After the Regimental Sergeant Major has done his saluting, he receives the Colour, and the Ensign then salutes it, sheaths his sword, and puts the Colour in his Colour belt.

The Escort for the Colour is now the Escort to the Colour, as it is safely received, and the Escort marches in slow time through the ranks of the assembled guards, trooping it all of the ranks.

Each regiment of the Foot Guards then march in slow time along the parade ground. Led by the Escort to the Colour, who flourishes (lowers) the Colour as he passes the Queen, and raises it again afterwards.
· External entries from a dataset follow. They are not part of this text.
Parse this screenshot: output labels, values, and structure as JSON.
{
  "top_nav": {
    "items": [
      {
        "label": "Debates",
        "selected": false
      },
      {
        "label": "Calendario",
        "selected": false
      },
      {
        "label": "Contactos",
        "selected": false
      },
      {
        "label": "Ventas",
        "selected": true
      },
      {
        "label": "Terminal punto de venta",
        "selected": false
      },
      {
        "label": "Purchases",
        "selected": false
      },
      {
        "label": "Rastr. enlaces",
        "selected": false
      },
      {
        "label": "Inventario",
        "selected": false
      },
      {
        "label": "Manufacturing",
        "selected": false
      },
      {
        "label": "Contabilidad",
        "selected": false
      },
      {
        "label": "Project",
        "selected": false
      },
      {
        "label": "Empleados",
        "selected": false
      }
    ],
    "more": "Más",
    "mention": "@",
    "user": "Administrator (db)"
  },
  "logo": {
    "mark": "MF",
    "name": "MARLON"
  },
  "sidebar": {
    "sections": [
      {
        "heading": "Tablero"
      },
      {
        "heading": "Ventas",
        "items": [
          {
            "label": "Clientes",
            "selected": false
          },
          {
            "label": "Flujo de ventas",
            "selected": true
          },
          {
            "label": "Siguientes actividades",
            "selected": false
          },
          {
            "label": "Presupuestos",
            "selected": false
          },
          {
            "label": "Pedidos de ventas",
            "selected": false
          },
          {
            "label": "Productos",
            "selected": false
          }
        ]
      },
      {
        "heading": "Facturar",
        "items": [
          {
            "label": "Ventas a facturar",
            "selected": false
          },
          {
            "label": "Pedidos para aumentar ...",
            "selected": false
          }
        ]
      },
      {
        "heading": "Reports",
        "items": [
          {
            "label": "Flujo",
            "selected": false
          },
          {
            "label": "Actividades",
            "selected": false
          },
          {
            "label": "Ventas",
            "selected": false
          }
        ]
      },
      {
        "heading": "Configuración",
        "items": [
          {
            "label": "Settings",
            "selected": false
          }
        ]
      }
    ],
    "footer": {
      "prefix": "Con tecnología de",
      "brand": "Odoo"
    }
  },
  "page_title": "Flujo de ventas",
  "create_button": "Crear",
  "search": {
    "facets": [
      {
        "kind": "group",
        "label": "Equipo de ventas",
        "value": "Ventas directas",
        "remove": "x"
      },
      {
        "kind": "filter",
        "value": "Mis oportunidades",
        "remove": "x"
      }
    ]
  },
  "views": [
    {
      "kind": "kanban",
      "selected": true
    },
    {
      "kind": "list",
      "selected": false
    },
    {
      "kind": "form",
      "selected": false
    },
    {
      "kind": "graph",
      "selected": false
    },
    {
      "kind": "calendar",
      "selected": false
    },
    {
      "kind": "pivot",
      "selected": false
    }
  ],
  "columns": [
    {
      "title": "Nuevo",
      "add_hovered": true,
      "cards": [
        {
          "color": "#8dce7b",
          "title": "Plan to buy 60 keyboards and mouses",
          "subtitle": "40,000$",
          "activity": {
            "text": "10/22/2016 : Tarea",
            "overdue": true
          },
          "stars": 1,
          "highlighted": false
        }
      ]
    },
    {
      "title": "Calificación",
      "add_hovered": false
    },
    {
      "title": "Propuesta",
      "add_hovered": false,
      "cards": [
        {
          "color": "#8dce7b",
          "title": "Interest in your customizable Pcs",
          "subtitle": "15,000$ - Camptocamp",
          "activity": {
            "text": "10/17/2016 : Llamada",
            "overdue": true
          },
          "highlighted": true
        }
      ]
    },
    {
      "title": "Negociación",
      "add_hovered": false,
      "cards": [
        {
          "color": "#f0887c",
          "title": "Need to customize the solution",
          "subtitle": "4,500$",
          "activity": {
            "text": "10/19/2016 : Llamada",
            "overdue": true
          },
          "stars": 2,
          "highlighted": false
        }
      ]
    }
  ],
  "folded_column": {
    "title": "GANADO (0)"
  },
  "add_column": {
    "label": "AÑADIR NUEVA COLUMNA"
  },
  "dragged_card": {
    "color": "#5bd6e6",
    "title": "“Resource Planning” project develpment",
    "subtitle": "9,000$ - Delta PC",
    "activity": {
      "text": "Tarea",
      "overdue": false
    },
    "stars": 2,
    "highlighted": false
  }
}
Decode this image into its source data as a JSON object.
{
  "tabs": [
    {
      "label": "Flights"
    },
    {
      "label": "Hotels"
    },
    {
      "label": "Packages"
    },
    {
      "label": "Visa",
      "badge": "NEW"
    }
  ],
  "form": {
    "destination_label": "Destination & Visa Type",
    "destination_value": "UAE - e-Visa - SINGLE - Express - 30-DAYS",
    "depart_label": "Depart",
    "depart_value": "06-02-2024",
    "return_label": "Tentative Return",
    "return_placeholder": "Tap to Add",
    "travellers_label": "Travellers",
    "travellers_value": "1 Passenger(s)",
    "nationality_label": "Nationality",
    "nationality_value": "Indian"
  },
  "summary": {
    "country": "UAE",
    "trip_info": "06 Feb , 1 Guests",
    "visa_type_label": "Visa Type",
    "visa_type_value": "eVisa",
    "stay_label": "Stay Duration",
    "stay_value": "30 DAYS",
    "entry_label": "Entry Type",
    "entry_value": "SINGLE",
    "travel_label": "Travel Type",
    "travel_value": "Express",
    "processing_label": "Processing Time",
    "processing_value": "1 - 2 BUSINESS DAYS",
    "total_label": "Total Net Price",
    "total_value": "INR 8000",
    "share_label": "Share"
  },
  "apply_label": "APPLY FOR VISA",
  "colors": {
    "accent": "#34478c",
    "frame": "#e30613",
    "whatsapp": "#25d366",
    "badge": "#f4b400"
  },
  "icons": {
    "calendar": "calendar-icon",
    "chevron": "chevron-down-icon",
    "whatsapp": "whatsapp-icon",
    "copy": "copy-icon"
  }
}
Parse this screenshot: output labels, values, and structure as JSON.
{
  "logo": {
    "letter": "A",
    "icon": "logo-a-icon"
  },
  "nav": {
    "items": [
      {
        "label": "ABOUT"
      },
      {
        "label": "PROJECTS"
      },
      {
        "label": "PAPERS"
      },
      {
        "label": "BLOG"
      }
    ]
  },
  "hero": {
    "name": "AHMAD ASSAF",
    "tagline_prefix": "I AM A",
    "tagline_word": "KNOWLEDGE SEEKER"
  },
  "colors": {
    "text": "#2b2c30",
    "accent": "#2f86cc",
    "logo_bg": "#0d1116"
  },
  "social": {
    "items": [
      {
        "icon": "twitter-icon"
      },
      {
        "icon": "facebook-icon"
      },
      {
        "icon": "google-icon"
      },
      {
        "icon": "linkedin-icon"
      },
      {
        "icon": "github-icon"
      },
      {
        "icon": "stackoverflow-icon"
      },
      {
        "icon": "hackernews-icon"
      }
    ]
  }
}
The band continue playing songs such as Men of Harlech.

The massed mounted bands of the Household Cavalry then have their turn of marching passed the saluting point.

The Queen and other members of the Royal Family on the balcony at Buckingham Palace after the Trooping the Colour

The Queen and other members of the Royal Family on the balcony at Buckingham Palace after the Trooping the Colour

After all the marching passed has been done, the Queen gets in her carriage again and goes back down The Mall, leading her soldiers, to Buckingham Palace.

The parade ground markers march from Horse Guard’s Parade back to their barracks.

With the troops following, the Queen waits after she gets out of her carriage at the gates of Buckingham Palace and the whole parade marches passed her again and salutes.

All members of the royal family in attendance then go into Buckingham Palace and onto the balcony for an RAF flypast.

In Green Park, opposite Buckingham Palace, the King’s Troops, Royal Horse Artillery, fire a 41 gun salute.

The Royal Standard flies from Buckingham Palace, showing that the Queen is in residence.

From her accession to the throne in 1952 until 1987, the Queen attending the Trooping of the Colour riding in a side saddle. Since 1987, she has taken the Trooping of the Colour in a horse drawn carriage.

For more information about every march, twist and turn of the Guards, see this article. The official Army’s website about Trooping the Colour can be found here.

Bringing in the May

By , March 24, 2009 9:23 pm

May Day in Oxford

May Day celebrations in England have a rich and diverse history. Strands of the festivals come from different pagan, polytheistic, and Christian traditions, all of which became mixed together over the years.

Different parts of England, and the British Isles as a whole, focus on different traditions.

This article looks at some of the diverse origins of May Day festivities, the traditions which arose from them, and May Day celebration in two particular English towns, Padstow in Cornwall, and Oxford in Oxfordshire.

I hope that you too will enjoy Bringing in the May this spring! Read the full article here.

Panorama theme by Themocracy